Manufacturing is the most profitable U.S. industrial sector, returning $1.48 for every $1 spent. The sector has added about 12,000 jobs per month over the past 45 months, with only nine of those months absent a gain. The worst recent run for the sector was March to July of this year, when the sector declined each month.
Manufacturing has added jobs in each of the last four months, however, and the sector posted a nearly 30 percent month-to-month increase from October to November.
In a recent study, 83 percent of manufacturers said they were experiencing moderate to severe shortages of high-skill workers. Nationwide, roughly 600,000 high-skill manufacturing jobs are unfilled. The report goes on to say that the United States needs to increase enrollment in technical education -- and improve science, technology, and engineering and math curricula to fill those jobs.
It also needs to add more women to the workforce.
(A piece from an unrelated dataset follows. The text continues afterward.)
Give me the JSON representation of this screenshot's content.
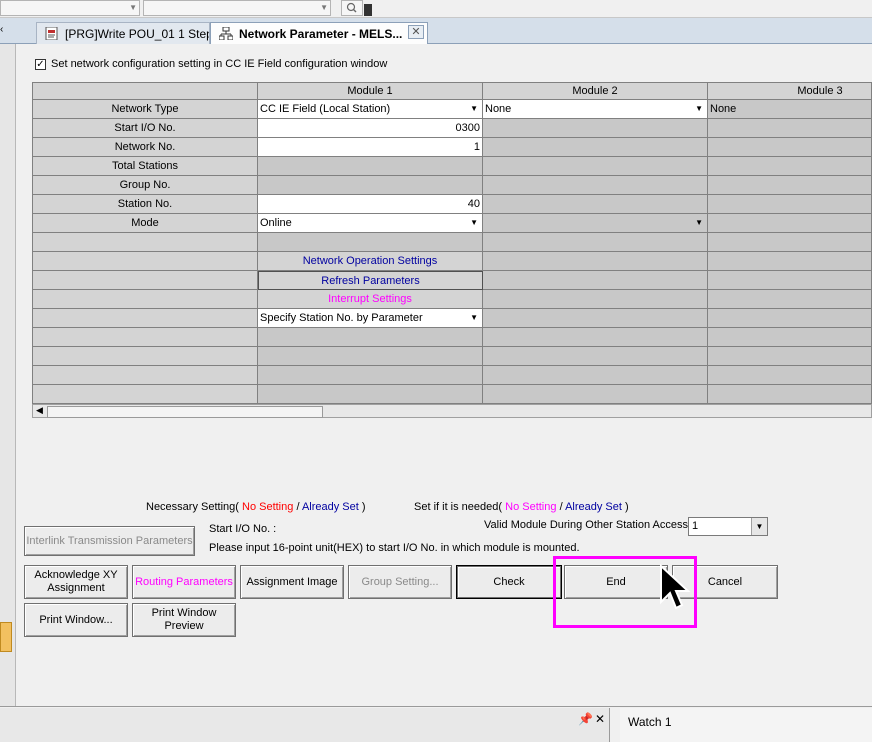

The report found that while the manufacturing sector gained 554,000 jobs since February 2010, men have gained 565,000 jobs in that time and women have lost 11,000 jobs. That leaves the female share of jobs in manufacturing at 27 percent, its lowest level since 1971.